Misinterpretation happens all the time. People speak, write, express in some way and the listeners, readers do not always receive the message intended by the sender. Some people call this not getting it. It: the message, the intended thing to be told. Frustration results. Frustration takes on forms like anger, guilt, and self-loathing. Often, senders don’t care about the receiver. Receivers sometimes discount the sender. It’s kind of an “Oh Well” attitude or “whatever”. Senders dislike having to resend. Artists sometimes rewrite. Playwrights and screenwriters rewrite for actors, directors and producers. Architects modify their designs for clients.

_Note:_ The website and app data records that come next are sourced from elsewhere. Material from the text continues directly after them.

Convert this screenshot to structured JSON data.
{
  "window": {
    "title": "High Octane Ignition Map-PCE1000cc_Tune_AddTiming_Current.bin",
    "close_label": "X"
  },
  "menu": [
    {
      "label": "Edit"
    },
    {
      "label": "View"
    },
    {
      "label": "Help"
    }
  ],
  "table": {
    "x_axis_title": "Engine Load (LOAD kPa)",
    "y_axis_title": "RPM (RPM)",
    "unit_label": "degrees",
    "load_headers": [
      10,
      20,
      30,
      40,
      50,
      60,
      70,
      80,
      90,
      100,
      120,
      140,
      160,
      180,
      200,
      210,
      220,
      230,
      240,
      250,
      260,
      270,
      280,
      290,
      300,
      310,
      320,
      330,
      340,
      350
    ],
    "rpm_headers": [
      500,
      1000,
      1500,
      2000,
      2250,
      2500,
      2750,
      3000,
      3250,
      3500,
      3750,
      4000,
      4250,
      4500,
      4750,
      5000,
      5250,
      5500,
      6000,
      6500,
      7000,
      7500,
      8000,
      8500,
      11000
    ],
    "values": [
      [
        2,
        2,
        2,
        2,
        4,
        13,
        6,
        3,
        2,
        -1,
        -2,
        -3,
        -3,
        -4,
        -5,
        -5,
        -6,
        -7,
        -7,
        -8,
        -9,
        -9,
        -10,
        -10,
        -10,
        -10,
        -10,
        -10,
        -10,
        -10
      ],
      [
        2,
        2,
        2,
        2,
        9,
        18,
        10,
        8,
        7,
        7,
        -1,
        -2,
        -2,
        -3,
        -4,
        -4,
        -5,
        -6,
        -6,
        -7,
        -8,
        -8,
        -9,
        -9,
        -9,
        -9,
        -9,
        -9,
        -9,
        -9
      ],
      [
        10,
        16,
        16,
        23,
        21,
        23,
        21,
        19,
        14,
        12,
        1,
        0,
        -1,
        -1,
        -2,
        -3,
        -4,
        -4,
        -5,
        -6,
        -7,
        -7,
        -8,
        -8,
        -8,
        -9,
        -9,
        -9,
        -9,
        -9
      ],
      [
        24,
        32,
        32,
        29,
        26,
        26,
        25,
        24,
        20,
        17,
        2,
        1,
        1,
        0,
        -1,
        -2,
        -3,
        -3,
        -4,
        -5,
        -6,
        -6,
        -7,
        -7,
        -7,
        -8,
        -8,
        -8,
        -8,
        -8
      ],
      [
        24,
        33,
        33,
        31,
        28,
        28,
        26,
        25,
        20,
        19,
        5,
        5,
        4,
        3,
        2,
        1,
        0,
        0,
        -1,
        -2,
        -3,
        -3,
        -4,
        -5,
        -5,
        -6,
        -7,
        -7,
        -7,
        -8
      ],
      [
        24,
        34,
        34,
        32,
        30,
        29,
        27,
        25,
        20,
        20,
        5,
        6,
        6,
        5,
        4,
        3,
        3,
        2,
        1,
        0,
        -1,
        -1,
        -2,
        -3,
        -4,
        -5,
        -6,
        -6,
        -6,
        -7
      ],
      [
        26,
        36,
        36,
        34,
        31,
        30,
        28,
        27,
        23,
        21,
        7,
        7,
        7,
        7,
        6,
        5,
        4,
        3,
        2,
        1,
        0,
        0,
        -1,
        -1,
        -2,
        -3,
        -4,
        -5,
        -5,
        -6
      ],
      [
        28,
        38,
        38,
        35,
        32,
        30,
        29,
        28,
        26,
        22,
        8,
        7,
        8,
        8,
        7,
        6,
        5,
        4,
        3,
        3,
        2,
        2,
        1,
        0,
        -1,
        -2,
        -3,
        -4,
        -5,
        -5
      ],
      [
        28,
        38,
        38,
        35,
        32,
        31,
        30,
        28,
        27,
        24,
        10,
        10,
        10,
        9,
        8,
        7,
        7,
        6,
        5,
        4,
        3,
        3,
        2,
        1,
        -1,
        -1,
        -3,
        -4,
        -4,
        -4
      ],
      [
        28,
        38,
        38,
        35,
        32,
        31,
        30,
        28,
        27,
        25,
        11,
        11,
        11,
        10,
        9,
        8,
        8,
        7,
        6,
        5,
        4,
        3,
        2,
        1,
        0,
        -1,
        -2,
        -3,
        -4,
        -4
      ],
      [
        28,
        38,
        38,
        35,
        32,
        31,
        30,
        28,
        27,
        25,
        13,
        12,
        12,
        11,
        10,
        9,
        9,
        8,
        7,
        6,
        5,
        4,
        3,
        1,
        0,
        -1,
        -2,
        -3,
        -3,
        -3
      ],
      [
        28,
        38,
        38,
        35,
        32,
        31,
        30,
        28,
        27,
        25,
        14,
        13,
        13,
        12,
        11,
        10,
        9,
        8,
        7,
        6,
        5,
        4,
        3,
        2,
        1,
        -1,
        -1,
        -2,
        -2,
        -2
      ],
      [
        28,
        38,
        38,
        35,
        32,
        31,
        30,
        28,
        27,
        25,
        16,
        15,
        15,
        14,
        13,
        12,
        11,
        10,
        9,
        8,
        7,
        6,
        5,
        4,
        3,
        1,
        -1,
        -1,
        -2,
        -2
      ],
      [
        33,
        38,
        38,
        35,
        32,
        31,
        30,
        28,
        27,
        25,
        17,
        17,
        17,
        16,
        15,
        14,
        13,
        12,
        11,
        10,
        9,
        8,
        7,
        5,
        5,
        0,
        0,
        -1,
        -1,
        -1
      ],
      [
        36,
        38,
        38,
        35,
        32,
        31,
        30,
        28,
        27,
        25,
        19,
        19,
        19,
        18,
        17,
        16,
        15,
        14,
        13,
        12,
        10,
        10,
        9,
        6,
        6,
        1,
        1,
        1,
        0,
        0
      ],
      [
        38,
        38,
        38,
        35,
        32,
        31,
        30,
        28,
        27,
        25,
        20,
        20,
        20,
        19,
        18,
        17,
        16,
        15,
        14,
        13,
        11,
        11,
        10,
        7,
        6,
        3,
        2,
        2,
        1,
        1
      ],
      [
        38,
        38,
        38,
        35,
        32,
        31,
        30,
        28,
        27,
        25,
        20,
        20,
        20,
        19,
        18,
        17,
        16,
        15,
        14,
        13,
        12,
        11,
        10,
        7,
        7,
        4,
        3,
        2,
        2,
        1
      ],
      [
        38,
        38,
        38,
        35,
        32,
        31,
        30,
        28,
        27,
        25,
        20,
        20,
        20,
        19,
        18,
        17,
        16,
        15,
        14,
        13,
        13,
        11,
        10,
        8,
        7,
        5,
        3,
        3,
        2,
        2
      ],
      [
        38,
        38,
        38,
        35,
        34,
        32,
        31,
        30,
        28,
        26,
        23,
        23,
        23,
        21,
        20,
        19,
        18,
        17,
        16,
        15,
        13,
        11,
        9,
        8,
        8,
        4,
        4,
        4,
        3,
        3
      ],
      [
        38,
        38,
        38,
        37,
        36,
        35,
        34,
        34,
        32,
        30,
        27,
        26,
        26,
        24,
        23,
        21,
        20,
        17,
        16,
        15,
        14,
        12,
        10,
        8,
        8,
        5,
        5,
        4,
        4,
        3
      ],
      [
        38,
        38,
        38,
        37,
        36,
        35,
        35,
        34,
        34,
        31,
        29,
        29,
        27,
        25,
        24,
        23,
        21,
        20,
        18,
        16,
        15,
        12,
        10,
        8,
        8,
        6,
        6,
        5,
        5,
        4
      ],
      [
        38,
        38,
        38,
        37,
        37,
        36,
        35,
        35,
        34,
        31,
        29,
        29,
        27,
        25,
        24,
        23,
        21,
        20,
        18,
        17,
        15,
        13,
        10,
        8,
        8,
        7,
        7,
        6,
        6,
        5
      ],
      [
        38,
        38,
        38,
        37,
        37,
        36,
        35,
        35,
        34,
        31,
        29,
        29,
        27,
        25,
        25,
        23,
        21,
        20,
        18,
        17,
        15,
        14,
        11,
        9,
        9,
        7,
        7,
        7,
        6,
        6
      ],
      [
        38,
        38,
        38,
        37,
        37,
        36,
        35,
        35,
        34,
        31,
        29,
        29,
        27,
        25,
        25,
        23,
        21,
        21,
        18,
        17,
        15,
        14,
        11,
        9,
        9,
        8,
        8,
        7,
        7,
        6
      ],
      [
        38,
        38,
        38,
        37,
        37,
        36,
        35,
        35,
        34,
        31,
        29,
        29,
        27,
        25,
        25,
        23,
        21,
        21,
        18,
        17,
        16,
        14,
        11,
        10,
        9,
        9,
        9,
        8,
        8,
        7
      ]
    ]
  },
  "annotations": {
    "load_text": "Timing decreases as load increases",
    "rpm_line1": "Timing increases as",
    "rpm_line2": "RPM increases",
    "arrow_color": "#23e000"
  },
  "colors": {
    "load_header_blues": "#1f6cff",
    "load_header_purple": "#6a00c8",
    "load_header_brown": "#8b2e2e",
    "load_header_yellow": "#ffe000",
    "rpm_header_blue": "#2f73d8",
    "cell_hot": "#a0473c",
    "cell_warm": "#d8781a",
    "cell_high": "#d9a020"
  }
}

Change hurts, though and rewrites must feel like a compromise at times. Rewrites cannot always be easy although some writers like Joseph Heller and Neil Simon (people call him the king of the rewrite) actually enjoyed the process of changing their work. Then there’s the concept of appreciating the unfinished. Another essay, maybe. Fleetwood Mac plays at the Sprint Center soon. Talk about changes. That band has changed over the 42 years of its existence. Peter Green fronted the group in their first years. When my children used to say to me “Whatever” when I asked them to do something or when I told them about a stupid event in my past meant to be a teaching point, I remembered the song “Oh Well” from 1969. Forty years ago, this was my teenage version of “Whatever”.
"But dont ask me what I think of you. I might not give the answer that you want me to."